I was at the ticket service complex far too early, luckily there was a museum. I explored the museum and figured out a bit of a plan for my evening and for the next day. During the evening I wanted to go to the highest place… but it seemed like I was not the only one with that idea. Anyway, it was about time to buy my ticket ($37 for 1 day). I was one of the first ones, jumped on my bike on my way to Angkor Wat and all the other buildings. As usual, it was quite hot and humid, and the combination with trying to ride this bike fast wasn’t the best. I was going this fast, I missed the turn to the entrance where you have to show your ticket, so I got a couple of people shouting at me. With my best gestures, I made clear I was coming their way… It wasn’t Cambodia if they didn’t want to sell me a more relaxing and less physical solution to visit the ruins… After they figured out I was not going to change my plan and I was going to explore the ruins by bike, they let me continue, giving me some directions. Of course, I was far too early at the ruins, and after my bicycle trip, I needed some sugar. I bought a coke and up that hill I went, waiting for the sunset. I was not alone.
The sunset was nice, but I expected more. The next day I was up early (=in the dark), as apparently, it’s a thing to see the sunrise around Angkor Wat. Again, I was not alone, but this time it was kind of worth it. Nice and chill experience. After sunrise, most people take a bit of a break. Later I figured out why. I was full of energy, so I started cycling around. It’s a very nice place with some nature and ruins. The one thing I didn’t know but should have known, was that almost all the ruins didn’t open until 8:30 AM, and it was like 6 AM or so. So in short: I already cycled almost the whole complex around Angkor Wat before the ruins opened. But I had a great time, cycling, stopping to look at ruins, enjoying the trees growing into the ruins… I was really doubting to wait for the sunrise again, but I decided to take a nap somewhere under a tree, and suddenly it was about 2 hrs later. I met up with some friends, checked the sunrise and finished up my Angkor Wat experience. It’s definitely worth a visit!
Siem Reap surroundings: Betreed Adventures
I heard about a place near Siem Reap which should offer a nice jungle experience, too bad I only got to know about the option at the end of my trip. But definitely check out my post ‘Where to watch wildlife in Cambodia’ and read about Betreed Adventures.
Kratie – Irrawaddy Dolphins
Kratie is a nice, but smaller place along the Mekong River. From Kratie, you can get tours to Kampi to see the Irrawaddy dolphins. Again, just ask around for tuk-tuk drivers, they will be happy to take you there. During the BINCO expedition, we also passed by this place, and we actually saw the dolphins from the riverside. Nevertheless, the boat trips are a great addition to the experience and are not expensive.

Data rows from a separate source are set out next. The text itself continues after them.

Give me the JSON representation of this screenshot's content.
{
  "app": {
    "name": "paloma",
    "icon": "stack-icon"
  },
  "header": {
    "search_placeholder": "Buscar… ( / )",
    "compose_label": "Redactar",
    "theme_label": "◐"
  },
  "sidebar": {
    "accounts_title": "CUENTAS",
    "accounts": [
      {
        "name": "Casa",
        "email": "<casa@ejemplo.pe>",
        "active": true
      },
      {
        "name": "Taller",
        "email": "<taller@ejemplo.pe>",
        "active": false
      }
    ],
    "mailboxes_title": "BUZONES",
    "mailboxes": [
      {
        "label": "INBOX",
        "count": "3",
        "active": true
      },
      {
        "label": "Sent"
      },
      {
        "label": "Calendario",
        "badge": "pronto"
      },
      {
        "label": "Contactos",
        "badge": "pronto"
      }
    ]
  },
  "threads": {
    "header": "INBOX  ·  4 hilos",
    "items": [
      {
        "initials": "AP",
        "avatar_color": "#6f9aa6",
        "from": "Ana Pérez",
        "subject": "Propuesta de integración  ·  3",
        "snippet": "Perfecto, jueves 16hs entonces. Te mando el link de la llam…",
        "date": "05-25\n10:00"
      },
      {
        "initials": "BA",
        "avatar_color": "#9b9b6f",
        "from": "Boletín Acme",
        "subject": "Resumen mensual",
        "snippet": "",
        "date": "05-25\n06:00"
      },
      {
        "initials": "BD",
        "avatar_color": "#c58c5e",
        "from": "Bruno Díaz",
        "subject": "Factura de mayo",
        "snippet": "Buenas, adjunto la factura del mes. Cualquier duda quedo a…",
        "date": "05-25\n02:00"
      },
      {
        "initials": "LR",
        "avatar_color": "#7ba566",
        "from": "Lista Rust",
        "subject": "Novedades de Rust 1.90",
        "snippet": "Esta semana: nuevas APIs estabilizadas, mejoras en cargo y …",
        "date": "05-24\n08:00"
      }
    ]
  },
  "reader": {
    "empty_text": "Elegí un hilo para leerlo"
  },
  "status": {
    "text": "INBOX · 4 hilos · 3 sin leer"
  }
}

A little side note, somewhere during my travels I collected bed bugs. I wasn’t too paranoia about bed bugs, but once you encounter them and you start googling, it’s a different story. I’m not an expert, so I’m not going to write too much about it. Just be aware they are around and keep your eyes open. In the end my room got an exposure to 60°C (specialised company) to kill them. So far it seems they are gone, but they can escalate quite fast. There is no reason to be scared, it’s just worth checking you hostels and look a bit around where you put your bags.
I had a great time in Cambodia. To be honest, I was a bit disappointed in how hard it was to arrange more specific trips for wildlife watching and experiencing nature. Also, Cambodia is facing a huge deforestation problem. Furthermore, there is almost no ‘plastic awareness’ and plastic is just been thrown everywhere. I had a very interesting time in Cambodia.
Check out my other articles about Cambodia: